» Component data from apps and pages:

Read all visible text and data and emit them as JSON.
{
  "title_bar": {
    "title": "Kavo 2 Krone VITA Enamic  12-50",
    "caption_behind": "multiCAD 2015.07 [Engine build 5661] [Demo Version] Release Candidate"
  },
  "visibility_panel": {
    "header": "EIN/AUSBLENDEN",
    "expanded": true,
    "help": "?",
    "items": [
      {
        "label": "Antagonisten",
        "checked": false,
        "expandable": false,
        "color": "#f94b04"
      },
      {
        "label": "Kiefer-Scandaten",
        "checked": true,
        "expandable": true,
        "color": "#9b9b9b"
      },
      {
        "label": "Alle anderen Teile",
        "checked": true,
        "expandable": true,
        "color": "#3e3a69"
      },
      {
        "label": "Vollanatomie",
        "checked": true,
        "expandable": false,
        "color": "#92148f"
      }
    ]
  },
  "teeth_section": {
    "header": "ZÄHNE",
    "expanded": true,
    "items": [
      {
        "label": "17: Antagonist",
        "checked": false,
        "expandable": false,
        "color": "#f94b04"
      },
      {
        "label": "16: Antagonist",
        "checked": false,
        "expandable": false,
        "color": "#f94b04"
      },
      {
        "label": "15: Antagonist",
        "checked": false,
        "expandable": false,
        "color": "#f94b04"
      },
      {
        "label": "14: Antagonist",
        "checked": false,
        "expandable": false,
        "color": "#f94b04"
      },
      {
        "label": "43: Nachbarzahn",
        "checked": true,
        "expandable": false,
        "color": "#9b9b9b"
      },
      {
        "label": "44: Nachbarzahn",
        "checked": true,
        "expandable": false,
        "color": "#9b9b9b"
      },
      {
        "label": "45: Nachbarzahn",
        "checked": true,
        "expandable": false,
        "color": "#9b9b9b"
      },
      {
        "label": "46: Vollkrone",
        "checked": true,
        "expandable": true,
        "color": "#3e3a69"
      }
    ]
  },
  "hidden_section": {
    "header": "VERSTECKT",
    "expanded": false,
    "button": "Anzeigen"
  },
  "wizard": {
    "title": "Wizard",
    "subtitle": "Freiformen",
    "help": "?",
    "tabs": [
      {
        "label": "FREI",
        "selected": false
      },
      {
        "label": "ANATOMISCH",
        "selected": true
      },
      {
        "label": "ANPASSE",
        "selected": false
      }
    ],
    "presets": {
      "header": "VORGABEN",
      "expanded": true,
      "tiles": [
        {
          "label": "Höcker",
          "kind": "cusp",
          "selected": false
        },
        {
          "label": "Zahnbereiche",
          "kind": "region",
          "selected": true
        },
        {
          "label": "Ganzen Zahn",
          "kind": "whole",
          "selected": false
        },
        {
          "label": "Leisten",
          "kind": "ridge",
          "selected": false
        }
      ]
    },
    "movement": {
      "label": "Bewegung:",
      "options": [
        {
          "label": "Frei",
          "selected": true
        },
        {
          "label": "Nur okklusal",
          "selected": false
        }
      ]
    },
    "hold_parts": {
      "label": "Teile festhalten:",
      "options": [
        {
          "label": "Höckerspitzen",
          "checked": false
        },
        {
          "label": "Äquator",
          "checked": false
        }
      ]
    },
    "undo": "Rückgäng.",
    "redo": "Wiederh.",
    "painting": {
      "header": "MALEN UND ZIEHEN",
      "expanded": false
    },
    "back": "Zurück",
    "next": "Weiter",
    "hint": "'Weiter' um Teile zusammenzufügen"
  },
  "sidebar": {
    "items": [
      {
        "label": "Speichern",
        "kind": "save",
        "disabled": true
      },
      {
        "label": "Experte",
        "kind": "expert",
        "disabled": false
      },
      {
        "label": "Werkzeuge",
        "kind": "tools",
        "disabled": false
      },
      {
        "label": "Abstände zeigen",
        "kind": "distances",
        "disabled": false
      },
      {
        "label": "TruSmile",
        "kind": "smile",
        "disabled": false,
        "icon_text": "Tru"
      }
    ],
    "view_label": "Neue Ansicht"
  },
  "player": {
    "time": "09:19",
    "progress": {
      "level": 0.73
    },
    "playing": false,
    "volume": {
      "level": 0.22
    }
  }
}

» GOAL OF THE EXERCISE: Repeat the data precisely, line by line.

» TASK ANSWER:
Read all visible text and data and emit them as JSON.
{
  "title_bar": {
    "title": "Kavo 2 Krone VITA Enamic  12-50",
    "caption_behind": "multiCAD 2015.07 [Engine build 5661] [Demo Version] Release Candidate"
  },
  "visibility_panel": {
    "header": "EIN/AUSBLENDEN",
    "expanded": true,
    "help": "?",
    "items": [
      {
        "label": "Antagonisten",
        "checked": false,
        "expandable": false,
        "color": "#f94b04"
      },
      {
        "label": "Kiefer-Scandaten",
        "checked": true,
        "expandable": true,
        "color": "#9b9b9b"
      },
      {
        "label": "Alle anderen Teile",
        "checked": true,
        "expandable": true,
        "color": "#3e3a69"
      },
      {
        "label": "Vollanatomie",
        "checked": true,
        "expandable": false,
        "color": "#92148f"
      }
    ]
  },
  "teeth_section": {
    "header": "ZÄHNE",
    "expanded": true,
    "items": [
      {
        "label": "17: Antagonist",
        "checked": false,
        "expandable": false,
        "color": "#f94b04"
      },
      {
        "label": "16: Antagonist",
        "checked": false,
        "expandable": false,
        "color": "#f94b04"
      },
      {
        "label": "15: Antagonist",
        "checked": false,
        "expandable": false,
        "color": "#f94b04"
      },
      {
        "label": "14: Antagonist",
        "checked": false,
        "expandable": false,
        "color": "#f94b04"
      },
      {
        "label": "43: Nachbarzahn",
        "checked": true,
        "expandable": false,
        "color": "#9b9b9b"
      },
      {
        "label": "44: Nachbarzahn",
        "checked": true,
        "expandable": false,
        "color": "#9b9b9b"
      },
      {
        "label": "45: Nachbarzahn",
        "checked": true,
        "expandable": false,
        "color": "#9b9b9b"
      },
      {
        "label": "46: Vollkrone",
        "checked": true,
        "expandable": true,
        "color": "#3e3a69"
      }
    ]
  },
  "hidden_section": {
    "header": "VERSTECKT",
    "expanded": false,
    "button": "Anzeigen"
  },
  "wizard": {
    "title": "Wizard",
    "subtitle": "Freiformen",
    "help": "?",
    "tabs": [
      {
        "label": "FREI",
        "selected": false
      },
      {
        "label": "ANATOMISCH",
        "selected": true
      },
      {
        "label": "ANPASSE",
        "selected": false
      }
    ],
    "presets": {
      "header": "VORGABEN",
      "expanded": true,
      "tiles": [
        {
          "label": "Höcker",
          "kind": "cusp",
          "selected": false
        },
        {
          "label": "Zahnbereiche",
          "kind": "region",
          "selected": true
        },
        {
          "label": "Ganzen Zahn",
          "kind": "whole",
          "selected": false
        },
        {
          "label": "Leisten",
          "kind": "ridge",
          "selected": false
        }
      ]
    },
    "movement": {
      "label": "Bewegung:",
      "options": [
        {
          "label": "Frei",
          "selected": true
        },
        {
          "label": "Nur okklusal",
          "selected": false
        }
      ]
    },
    "hold_parts": {
      "label": "Teile festhalten:",
      "options": [
        {
          "label": "Höckerspitzen",
          "checked": false
        },
        {
          "label": "Äquator",
          "checked": false
        }
      ]
    },
    "undo": "Rückgäng.",
    "redo": "Wiederh.",
    "painting": {
      "header": "MALEN UND ZIEHEN",
      "expanded": false
    },
    "back": "Zurück",
    "next": "Weiter",
    "hint": "'Weiter' um Teile zusammenzufügen"
  },
  "sidebar": {
    "items": [
      {
        "label": "Speichern",
        "kind": "save",
        "disabled": true
      },
      {
        "label": "Experte",
        "kind": "expert",
        "disabled": false
      },
      {
        "label": "Werkzeuge",
        "kind": "tools",
        "disabled": false
      },
      {
        "label": "Abstände zeigen",
        "kind": "distances",
        "disabled": false
      },
      {
        "label": "TruSmile",
        "kind": "smile",
        "disabled": false,
        "icon_text": "Tru"
      }
    ],
    "view_label": "Neue Ansicht"
  },
  "player": {
    "time": "09:19",
    "progress": {
      "level": 0.73
    },
    "playing": false,
    "volume": {
      "level": 0.22
    }
  }
}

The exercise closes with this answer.